It's rather obvious that the Portland Art Center Annex space isn't ideal for exhibiting work - ugly carpeting, beige/gray cement walls, etc. It should be noted, however, that the use of this space is strictly temporary as the Art Center works to build out the rest of the building. Rather than spending their resources (time, labor, and money) on renovating a space that will not serve the center long-term, they are focusing on the larger goals of the building and institution. It makes perfect sense. It also explains why Douglass' piece is on wheels and titled 'Barge.' As the back areas of the Art Center undergo construction over the next few months, 'Barge' can move about the space in ways that traditional work cannot.
Your bias toward 'gloriously cool industrial roughness' is apparent, but you have yet to present a compelling argument for why an unfinished industrial space is less distracting to art viewing and installation than the space currently used by the Portland Art Center.

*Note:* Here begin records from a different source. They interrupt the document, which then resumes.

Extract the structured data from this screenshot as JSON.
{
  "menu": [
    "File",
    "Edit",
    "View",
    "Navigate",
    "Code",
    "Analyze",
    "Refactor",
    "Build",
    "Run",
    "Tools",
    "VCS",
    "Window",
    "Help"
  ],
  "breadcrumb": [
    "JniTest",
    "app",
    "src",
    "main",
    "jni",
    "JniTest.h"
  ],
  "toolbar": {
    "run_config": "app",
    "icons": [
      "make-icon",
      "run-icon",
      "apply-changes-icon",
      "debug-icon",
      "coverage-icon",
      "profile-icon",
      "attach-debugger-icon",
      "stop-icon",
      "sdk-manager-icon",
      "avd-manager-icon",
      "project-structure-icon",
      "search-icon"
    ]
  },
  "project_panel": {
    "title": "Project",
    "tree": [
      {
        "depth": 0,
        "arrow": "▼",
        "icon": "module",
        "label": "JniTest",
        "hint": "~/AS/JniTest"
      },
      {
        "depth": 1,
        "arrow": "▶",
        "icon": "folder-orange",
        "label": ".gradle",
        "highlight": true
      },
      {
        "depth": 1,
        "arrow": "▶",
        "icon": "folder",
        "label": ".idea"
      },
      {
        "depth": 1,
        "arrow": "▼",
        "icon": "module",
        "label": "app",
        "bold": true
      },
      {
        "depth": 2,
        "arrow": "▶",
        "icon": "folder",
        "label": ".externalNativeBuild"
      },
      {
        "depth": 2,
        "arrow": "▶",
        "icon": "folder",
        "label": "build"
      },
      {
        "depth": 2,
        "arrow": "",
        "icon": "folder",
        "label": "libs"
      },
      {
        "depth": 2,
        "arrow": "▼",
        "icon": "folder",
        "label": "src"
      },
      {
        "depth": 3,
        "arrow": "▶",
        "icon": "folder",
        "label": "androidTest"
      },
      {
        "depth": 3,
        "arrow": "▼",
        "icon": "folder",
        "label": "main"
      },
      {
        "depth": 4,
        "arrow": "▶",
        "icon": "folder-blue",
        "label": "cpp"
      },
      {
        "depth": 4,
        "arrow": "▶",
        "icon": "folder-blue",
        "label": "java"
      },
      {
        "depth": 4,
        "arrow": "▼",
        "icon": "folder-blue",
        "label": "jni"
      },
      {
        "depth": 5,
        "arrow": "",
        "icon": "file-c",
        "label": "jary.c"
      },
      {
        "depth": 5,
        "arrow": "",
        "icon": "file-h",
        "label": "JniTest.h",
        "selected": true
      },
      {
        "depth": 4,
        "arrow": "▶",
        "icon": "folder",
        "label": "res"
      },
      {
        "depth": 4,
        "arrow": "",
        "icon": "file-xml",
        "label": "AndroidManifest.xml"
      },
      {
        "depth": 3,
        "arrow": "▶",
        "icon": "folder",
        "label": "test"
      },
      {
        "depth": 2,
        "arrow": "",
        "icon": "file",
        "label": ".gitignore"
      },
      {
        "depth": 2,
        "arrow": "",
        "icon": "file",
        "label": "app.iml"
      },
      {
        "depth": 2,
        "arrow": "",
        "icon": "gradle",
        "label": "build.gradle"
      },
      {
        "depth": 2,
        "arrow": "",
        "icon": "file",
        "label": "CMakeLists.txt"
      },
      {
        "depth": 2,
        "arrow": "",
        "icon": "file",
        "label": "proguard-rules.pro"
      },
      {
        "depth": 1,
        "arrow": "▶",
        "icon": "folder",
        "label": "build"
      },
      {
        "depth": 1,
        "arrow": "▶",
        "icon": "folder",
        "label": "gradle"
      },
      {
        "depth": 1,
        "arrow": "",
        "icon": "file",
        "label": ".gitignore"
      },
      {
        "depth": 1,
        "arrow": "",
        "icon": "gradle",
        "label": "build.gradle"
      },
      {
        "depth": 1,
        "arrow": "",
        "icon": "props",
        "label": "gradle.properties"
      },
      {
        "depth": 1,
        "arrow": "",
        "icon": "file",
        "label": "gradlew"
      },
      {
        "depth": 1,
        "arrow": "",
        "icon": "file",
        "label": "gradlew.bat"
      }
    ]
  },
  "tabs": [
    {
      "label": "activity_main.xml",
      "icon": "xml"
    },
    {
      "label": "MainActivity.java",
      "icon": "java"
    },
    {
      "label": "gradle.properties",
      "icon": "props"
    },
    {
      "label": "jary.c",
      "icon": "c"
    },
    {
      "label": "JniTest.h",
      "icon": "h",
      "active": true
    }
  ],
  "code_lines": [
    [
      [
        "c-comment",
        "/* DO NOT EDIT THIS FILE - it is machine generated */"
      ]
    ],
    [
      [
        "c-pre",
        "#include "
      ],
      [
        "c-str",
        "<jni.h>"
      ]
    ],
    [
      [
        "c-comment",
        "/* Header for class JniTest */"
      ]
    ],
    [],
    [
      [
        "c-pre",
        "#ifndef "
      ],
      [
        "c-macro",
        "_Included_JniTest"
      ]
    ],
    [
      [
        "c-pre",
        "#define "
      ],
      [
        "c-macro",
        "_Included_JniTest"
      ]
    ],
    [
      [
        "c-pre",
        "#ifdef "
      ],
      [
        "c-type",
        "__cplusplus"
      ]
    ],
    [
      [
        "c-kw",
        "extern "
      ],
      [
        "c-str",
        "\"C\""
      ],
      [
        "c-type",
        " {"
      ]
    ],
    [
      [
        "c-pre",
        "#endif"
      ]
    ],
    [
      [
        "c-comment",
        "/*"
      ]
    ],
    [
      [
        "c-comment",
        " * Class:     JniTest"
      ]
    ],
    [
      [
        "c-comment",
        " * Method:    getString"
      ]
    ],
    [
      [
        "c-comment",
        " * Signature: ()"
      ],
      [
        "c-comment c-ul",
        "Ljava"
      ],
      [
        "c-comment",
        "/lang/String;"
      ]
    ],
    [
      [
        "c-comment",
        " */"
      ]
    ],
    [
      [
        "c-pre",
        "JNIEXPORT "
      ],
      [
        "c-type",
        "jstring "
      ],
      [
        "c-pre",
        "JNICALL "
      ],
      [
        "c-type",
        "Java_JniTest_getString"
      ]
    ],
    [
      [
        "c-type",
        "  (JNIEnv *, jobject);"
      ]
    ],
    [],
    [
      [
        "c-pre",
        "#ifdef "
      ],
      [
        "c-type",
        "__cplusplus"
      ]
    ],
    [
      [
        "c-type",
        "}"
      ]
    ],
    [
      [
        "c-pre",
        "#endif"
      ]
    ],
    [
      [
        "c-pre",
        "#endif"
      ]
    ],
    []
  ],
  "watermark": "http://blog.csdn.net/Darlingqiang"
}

Au contraire mon frere, the argument is there.
The the ugly biege carpeted space could be configured to look and work a lot better while spending few if any resources. When you are being judged on every move you make it's very important to send the right signals... otherwise it is a missed opportunity.
I simply point these things out publicly so something can be done. Hundreds of private citizens have walked in, made up their minds and walked out. Many of the more sophistcated ones note what I note and that hurts. Also, I just made an academic point about the industrial space because construction hasn't begun yet.
The real issue is the "beige space" lacks a hang that is sensitive to its constraints. Many of the artists felt similarly. PORT is dedicated to such noting such details.
The barge as a pragmatic solution is fine in theory. The problem with it now is it seeks to analog a finished room clumsily. That hang is just a retatement of conventional ideas seeking to be unconventional. Im certain it will be improved upon in its next configuration. I have a lot of faith in Arcy, he's a bright artist and talented (it's a great learning process and opportunity PAC is providing). I like the idea of this improving as the space gets changed... you live, you hang, you learn.
...the thing is in the visual arts you will always be judged.